WHAT TO DO – Return the data word for word. Pictures are to be omitted.

------ GIVEN DATA ------

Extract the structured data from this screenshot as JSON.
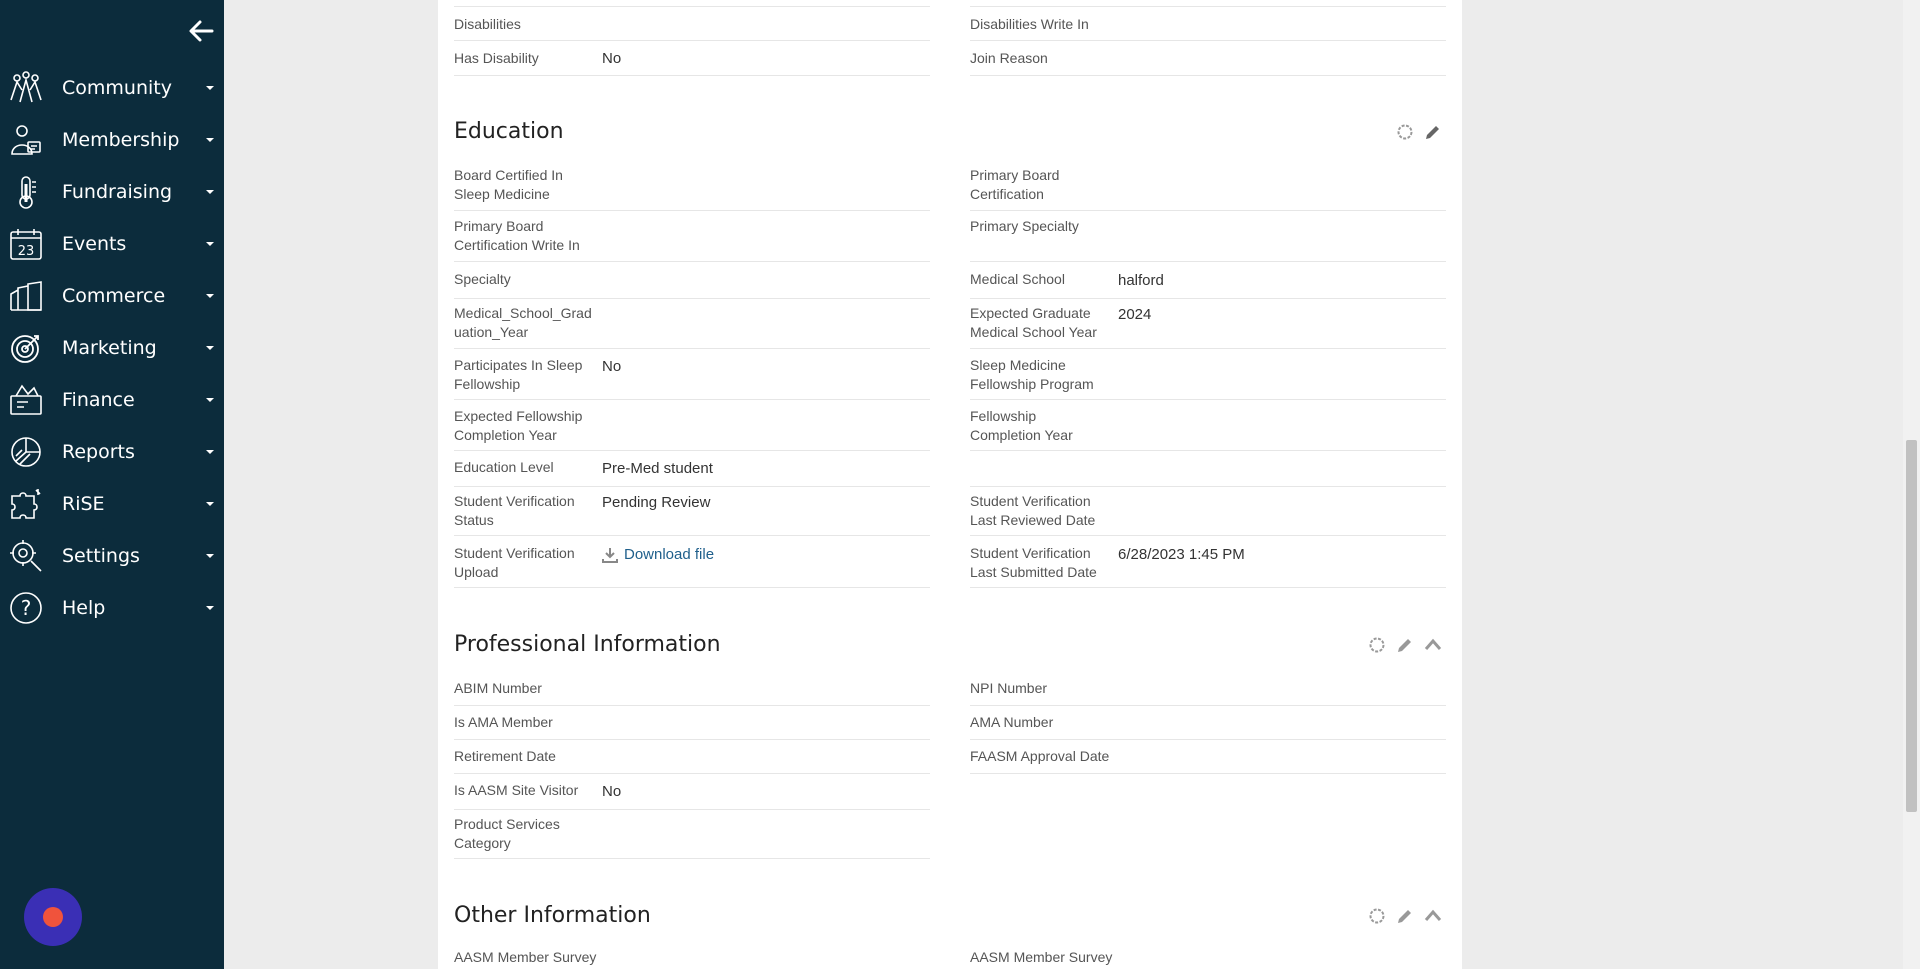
{
  "sidebar": {
    "items": [
      {
        "label": "Community",
        "icon": "community-icon"
      },
      {
        "label": "Membership",
        "icon": "membership-icon"
      },
      {
        "label": "Fundraising",
        "icon": "thermometer-icon"
      },
      {
        "label": "Events",
        "icon": "calendar-icon",
        "calendar_day": "23"
      },
      {
        "label": "Commerce",
        "icon": "commerce-icon"
      },
      {
        "label": "Marketing",
        "icon": "target-icon"
      },
      {
        "label": "Finance",
        "icon": "finance-icon"
      },
      {
        "label": "Reports",
        "icon": "reports-icon"
      },
      {
        "label": "RiSE",
        "icon": "puzzle-icon"
      },
      {
        "label": "Settings",
        "icon": "settings-icon"
      },
      {
        "label": "Help",
        "icon": "help-icon",
        "glyph": "?"
      }
    ]
  },
  "top_fields": {
    "left": [
      {
        "label": "Disabilities",
        "value": ""
      },
      {
        "label": "Has Disability",
        "value": "No"
      }
    ],
    "right": [
      {
        "label": "Disabilities Write In",
        "value": ""
      },
      {
        "label": "Join Reason",
        "value": ""
      }
    ]
  },
  "education": {
    "title": "Education",
    "left": [
      {
        "label": "Board Certified In Sleep Medicine",
        "value": ""
      },
      {
        "label": "Primary Board Certification Write In",
        "value": ""
      },
      {
        "label": "Specialty",
        "value": ""
      },
      {
        "label": "Medical_School_Graduation_Year",
        "value": ""
      },
      {
        "label": "Participates In Sleep Fellowship",
        "value": "No"
      },
      {
        "label": "Expected Fellowship Completion Year",
        "value": ""
      },
      {
        "label": "Education Level",
        "value": "Pre-Med student"
      },
      {
        "label": "Student Verification Status",
        "value": "Pending Review"
      },
      {
        "label": "Student Verification Upload",
        "value": "Download file"
      }
    ],
    "right": [
      {
        "label": "Primary Board Certification",
        "value": ""
      },
      {
        "label": "Primary Specialty",
        "value": ""
      },
      {
        "label": "Medical School",
        "value": "halford"
      },
      {
        "label": "Expected Graduate Medical School Year",
        "value": "2024"
      },
      {
        "label": "Sleep Medicine Fellowship Program",
        "value": ""
      },
      {
        "label": "Fellowship Completion Year",
        "value": ""
      },
      {
        "label": "",
        "value": ""
      },
      {
        "label": "Student Verification Last Reviewed Date",
        "value": ""
      },
      {
        "label": "Student Verification Last Submitted Date",
        "value": "6/28/2023 1:45 PM"
      }
    ]
  },
  "professional": {
    "title": "Professional Information",
    "left": [
      {
        "label": "ABIM Number",
        "value": ""
      },
      {
        "label": "Is AMA Member",
        "value": ""
      },
      {
        "label": "Retirement Date",
        "value": ""
      },
      {
        "label": "Is AASM Site Visitor",
        "value": "No"
      },
      {
        "label": "Product Services Category",
        "value": ""
      }
    ],
    "right": [
      {
        "label": "NPI Number",
        "value": ""
      },
      {
        "label": "AMA Number",
        "value": ""
      },
      {
        "label": "FAASM Approval Date",
        "value": ""
      }
    ]
  },
  "other": {
    "title": "Other Information",
    "left": [
      {
        "label": "AASM Member Survey",
        "value": ""
      }
    ],
    "right": [
      {
        "label": "AASM Member Survey",
        "value": ""
      }
    ]
  },
  "colors": {
    "sidebar_bg": "#0c2c3c",
    "link": "#1f5f8b",
    "chat_bubble": "#3a2fb5",
    "chat_dot": "#f0533c"
  }
}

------

ANSWER FOR THIS EXERCISE –
Extract the structured data from this screenshot as JSON.
{
  "sidebar": {
    "items": [
      {
        "label": "Community",
        "icon": "community-icon"
      },
      {
        "label": "Membership",
        "icon": "membership-icon"
      },
      {
        "label": "Fundraising",
        "icon": "thermometer-icon"
      },
      {
        "label": "Events",
        "icon": "calendar-icon",
        "calendar_day": "23"
      },
      {
        "label": "Commerce",
        "icon": "commerce-icon"
      },
      {
        "label": "Marketing",
        "icon": "target-icon"
      },
      {
        "label": "Finance",
        "icon": "finance-icon"
      },
      {
        "label": "Reports",
        "icon": "reports-icon"
      },
      {
        "label": "RiSE",
        "icon": "puzzle-icon"
      },
      {
        "label": "Settings",
        "icon": "settings-icon"
      },
      {
        "label": "Help",
        "icon": "help-icon",
        "glyph": "?"
      }
    ]
  },
  "top_fields": {
    "left": [
      {
        "label": "Disabilities",
        "value": ""
      },
      {
        "label": "Has Disability",
        "value": "No"
      }
    ],
    "right": [
      {
        "label": "Disabilities Write In",
        "value": ""
      },
      {
        "label": "Join Reason",
        "value": ""
      }
    ]
  },
  "education": {
    "title": "Education",
    "left": [
      {
        "label": "Board Certified In Sleep Medicine",
        "value": ""
      },
      {
        "label": "Primary Board Certification Write In",
        "value": ""
      },
      {
        "label": "Specialty",
        "value": ""
      },
      {
        "label": "Medical_School_Graduation_Year",
        "value": ""
      },
      {
        "label": "Participates In Sleep Fellowship",
        "value": "No"
      },
      {
        "label": "Expected Fellowship Completion Year",
        "value": ""
      },
      {
        "label": "Education Level",
        "value": "Pre-Med student"
      },
      {
        "label": "Student Verification Status",
        "value": "Pending Review"
      },
      {
        "label": "Student Verification Upload",
        "value": "Download file"
      }
    ],
    "right": [
      {
        "label": "Primary Board Certification",
        "value": ""
      },
      {
        "label": "Primary Specialty",
        "value": ""
      },
      {
        "label": "Medical School",
        "value": "halford"
      },
      {
        "label": "Expected Graduate Medical School Year",
        "value": "2024"
      },
      {
        "label": "Sleep Medicine Fellowship Program",
        "value": ""
      },
      {
        "label": "Fellowship Completion Year",
        "value": ""
      },
      {
        "label": "",
        "value": ""
      },
      {
        "label": "Student Verification Last Reviewed Date",
        "value": ""
      },
      {
        "label": "Student Verification Last Submitted Date",
        "value": "6/28/2023 1:45 PM"
      }
    ]
  },
  "professional": {
    "title": "Professional Information",
    "left": [
      {
        "label": "ABIM Number",
        "value": ""
      },
      {
        "label": "Is AMA Member",
        "value": ""
      },
      {
        "label": "Retirement Date",
        "value": ""
      },
      {
        "label": "Is AASM Site Visitor",
        "value": "No"
      },
      {
        "label": "Product Services Category",
        "value": ""
      }
    ],
    "right": [
      {
        "label": "NPI Number",
        "value": ""
      },
      {
        "label": "AMA Number",
        "value": ""
      },
      {
        "label": "FAASM Approval Date",
        "value": ""
      }
    ]
  },
  "other": {
    "title": "Other Information",
    "left": [
      {
        "label": "AASM Member Survey",
        "value": ""
      }
    ],
    "right": [
      {
        "label": "AASM Member Survey",
        "value": ""
      }
    ]
  },
  "colors": {
    "sidebar_bg": "#0c2c3c",
    "link": "#1f5f8b",
    "chat_bubble": "#3a2fb5",
    "chat_dot": "#f0533c"
  }
}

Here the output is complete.